> [Goal of the exercise] Take every record and write it out again exactly, with no images included.

━━━━━━━━━━━━━━━━

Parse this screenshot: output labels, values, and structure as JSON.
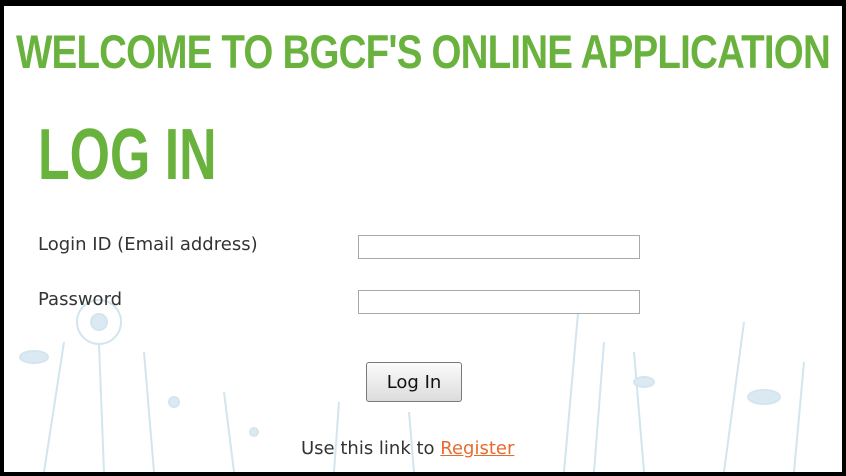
{
  "header": {
    "banner_text": "WELCOME TO BGCF'S ONLINE APPLICATION PORTAL"
  },
  "page": {
    "title": "LOG IN"
  },
  "form": {
    "login_id_label": "Login ID (Email address)",
    "login_id_value": "",
    "password_label": "Password",
    "password_value": "",
    "submit_label": "Log In"
  },
  "footer": {
    "register_prefix": "Use this link to",
    "register_link_label": "Register"
  },
  "colors": {
    "brand_green": "#6ab23e",
    "link_orange": "#e86a2c",
    "background_art_blue": "#cfe3ee"
  }
}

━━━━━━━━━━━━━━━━

> [Solution to this task]
Parse this screenshot: output labels, values, and structure as JSON.
{
  "header": {
    "banner_text": "WELCOME TO BGCF'S ONLINE APPLICATION PORTAL"
  },
  "page": {
    "title": "LOG IN"
  },
  "form": {
    "login_id_label": "Login ID (Email address)",
    "login_id_value": "",
    "password_label": "Password",
    "password_value": "",
    "submit_label": "Log In"
  },
  "footer": {
    "register_prefix": "Use this link to",
    "register_link_label": "Register"
  },
  "colors": {
    "brand_green": "#6ab23e",
    "link_orange": "#e86a2c",
    "background_art_blue": "#cfe3ee"
  }
}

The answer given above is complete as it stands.